  • astrocytes;
  • encephalitis lethargica;
  • multisytem degeneration;
  • oculogyric crisis;
  • postencephalitic parkinsonism;
  • tauopathy (3R/4R tau);
  • tuft-shaped neurofibrillary tangles

Summary

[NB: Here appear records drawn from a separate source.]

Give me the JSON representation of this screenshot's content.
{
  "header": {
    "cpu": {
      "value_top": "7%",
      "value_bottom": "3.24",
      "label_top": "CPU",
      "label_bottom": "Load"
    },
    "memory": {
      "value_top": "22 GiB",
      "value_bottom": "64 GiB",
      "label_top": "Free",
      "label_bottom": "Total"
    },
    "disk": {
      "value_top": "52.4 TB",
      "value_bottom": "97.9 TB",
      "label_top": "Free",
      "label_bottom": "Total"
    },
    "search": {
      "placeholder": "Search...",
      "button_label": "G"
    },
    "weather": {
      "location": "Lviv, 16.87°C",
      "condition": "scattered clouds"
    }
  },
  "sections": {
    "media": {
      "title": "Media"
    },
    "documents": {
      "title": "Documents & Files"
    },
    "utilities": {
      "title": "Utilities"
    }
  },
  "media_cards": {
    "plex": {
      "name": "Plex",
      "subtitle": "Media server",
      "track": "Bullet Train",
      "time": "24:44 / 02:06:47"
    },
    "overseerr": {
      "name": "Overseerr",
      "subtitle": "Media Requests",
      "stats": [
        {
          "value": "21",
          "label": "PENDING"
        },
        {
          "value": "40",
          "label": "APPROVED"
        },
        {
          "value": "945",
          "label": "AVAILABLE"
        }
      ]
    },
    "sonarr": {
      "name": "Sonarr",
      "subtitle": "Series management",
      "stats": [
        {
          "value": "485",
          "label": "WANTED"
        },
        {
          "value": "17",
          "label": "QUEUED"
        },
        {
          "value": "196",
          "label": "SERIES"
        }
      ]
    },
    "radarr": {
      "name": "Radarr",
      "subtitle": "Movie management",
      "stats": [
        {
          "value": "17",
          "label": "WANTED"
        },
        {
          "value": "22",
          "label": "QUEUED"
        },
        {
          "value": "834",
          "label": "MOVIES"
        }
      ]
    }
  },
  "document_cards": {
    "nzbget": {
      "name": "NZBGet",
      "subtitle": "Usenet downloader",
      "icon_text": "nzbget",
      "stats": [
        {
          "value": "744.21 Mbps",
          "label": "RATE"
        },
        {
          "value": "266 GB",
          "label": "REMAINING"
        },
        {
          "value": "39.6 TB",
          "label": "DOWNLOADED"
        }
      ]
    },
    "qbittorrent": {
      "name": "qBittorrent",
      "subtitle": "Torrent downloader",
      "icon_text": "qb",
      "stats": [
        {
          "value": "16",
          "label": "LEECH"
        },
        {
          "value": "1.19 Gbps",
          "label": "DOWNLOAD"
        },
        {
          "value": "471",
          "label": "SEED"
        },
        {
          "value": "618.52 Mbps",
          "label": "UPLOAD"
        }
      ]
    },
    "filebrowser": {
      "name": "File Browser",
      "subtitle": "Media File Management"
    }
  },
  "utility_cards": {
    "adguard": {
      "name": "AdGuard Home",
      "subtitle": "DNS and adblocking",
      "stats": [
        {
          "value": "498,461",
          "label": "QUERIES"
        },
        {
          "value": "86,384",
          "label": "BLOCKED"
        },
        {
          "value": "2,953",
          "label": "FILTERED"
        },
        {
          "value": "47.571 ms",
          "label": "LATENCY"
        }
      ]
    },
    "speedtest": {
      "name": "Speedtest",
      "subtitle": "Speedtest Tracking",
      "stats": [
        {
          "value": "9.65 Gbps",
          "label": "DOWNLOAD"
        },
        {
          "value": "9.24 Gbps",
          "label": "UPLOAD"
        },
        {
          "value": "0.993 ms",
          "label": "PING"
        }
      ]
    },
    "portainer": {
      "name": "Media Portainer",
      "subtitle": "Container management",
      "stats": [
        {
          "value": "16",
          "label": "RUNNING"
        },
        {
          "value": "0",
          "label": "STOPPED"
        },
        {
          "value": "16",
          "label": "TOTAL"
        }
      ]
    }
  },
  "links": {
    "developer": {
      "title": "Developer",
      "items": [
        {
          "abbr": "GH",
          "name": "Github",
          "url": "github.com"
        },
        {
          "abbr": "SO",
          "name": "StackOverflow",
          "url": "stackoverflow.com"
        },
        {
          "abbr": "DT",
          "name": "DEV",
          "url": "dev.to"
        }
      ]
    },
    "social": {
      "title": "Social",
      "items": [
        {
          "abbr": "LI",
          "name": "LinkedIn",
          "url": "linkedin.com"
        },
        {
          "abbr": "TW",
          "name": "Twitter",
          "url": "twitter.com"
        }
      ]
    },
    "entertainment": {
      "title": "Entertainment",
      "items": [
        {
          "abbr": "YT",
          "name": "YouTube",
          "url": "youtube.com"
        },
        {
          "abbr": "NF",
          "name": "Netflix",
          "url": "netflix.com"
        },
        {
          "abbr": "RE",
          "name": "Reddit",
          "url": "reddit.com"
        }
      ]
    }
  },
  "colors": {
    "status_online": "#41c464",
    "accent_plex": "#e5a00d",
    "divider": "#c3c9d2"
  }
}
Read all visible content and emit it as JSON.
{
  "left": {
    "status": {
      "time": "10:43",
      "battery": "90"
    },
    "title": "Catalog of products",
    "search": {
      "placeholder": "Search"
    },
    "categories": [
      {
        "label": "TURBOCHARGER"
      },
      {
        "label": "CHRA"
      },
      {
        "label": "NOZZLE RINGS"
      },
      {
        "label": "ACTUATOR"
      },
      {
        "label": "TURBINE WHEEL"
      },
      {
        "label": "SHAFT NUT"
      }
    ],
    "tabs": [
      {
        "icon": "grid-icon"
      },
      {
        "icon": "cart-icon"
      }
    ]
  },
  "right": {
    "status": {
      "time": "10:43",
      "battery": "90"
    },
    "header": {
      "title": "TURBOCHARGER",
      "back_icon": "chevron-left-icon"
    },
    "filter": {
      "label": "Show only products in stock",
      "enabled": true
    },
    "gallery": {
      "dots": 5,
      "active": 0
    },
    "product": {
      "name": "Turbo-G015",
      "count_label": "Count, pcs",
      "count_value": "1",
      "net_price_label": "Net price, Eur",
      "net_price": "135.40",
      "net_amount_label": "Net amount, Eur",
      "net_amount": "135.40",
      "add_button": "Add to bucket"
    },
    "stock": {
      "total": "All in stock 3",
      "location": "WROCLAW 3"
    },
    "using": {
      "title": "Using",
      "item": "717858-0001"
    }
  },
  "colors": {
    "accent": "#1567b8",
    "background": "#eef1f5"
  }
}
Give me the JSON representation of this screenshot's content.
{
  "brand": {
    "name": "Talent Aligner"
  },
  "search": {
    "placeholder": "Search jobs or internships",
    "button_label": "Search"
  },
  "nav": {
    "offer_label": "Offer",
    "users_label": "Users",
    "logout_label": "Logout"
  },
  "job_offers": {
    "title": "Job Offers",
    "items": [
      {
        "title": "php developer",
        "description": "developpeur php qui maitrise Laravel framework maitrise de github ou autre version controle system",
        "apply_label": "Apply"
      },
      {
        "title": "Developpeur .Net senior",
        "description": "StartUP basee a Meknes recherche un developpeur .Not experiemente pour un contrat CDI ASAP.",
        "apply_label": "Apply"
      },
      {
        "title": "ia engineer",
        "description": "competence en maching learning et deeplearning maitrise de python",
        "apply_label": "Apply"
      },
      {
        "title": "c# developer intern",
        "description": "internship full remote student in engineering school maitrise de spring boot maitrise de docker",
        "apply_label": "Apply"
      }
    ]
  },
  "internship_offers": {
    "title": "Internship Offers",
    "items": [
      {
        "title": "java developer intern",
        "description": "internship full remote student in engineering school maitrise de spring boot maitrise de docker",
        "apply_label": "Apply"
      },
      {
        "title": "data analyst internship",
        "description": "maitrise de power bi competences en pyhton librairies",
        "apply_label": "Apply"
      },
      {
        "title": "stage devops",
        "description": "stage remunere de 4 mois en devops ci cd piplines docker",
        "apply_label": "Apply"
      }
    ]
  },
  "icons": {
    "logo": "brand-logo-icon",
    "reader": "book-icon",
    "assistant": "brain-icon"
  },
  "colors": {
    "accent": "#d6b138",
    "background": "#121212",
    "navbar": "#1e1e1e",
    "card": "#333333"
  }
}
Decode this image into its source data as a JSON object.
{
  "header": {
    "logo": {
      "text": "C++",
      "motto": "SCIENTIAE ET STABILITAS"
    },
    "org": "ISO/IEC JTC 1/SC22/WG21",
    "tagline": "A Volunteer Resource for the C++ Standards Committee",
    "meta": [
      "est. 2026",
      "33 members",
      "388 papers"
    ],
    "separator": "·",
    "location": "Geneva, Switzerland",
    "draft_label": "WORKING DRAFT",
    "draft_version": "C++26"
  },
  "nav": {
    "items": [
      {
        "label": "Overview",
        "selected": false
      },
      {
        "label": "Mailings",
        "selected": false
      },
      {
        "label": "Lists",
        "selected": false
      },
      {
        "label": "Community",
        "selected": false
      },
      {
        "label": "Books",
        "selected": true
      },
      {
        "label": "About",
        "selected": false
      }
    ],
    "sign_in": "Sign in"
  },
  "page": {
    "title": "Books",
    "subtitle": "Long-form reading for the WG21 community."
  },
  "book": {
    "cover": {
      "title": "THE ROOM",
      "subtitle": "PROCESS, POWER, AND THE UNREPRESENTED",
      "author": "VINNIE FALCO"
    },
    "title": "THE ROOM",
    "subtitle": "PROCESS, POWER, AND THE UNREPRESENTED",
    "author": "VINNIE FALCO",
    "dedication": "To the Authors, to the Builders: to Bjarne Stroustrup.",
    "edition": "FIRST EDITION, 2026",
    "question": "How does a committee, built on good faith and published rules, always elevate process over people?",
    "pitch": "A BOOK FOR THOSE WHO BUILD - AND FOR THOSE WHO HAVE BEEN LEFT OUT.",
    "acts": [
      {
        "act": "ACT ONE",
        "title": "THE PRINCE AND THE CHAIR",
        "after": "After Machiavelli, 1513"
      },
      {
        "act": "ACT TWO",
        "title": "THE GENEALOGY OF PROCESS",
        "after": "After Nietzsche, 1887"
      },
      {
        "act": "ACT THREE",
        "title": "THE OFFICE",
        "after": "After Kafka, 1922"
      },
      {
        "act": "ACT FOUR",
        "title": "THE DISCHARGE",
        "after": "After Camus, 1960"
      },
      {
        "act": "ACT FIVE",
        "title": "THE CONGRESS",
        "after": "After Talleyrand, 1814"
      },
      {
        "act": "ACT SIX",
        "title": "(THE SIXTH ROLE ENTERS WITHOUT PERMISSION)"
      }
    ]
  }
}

Postencephalitic parkinsonism is a progressive neurodegenerative disease with clinical features referable mainly to the extrapyramidal and oculomotor systems. It represents the most common (and only permanent) sequel of encephalitis lethargica and clinically may resemble idiopathic Parkinson's disease. Morphologically it is characterized by severe neuronal depletion and gliosis in many brainstem nuclei, in particular the substantia nigra, associated with widespread globose neurofibrillary tangles and tau-positive glial inclusions that are usually immunoreactive for both three- and four-repeat tau isoforms. Postencephalitic parkinsonism shares histopathological features with other tauopathies as a multisystem degeneration with tau-positive neurofibrillary tangles that have biochemical and ultrastructure features similar to Alzheimer's disease while α-synuclein and TDP-43 pathologies are absent. Postencephalitic parkinsonism differs both clinically and morphologically from both idiopathic Parkinson's disease and other tau-related movement disorders. There is no known genetic factor associated with postencephalitic parkinsonism and its etiopathogenesis is still unknown; despite its suggested relationship with EL, recent research has failed to identify a causative agent.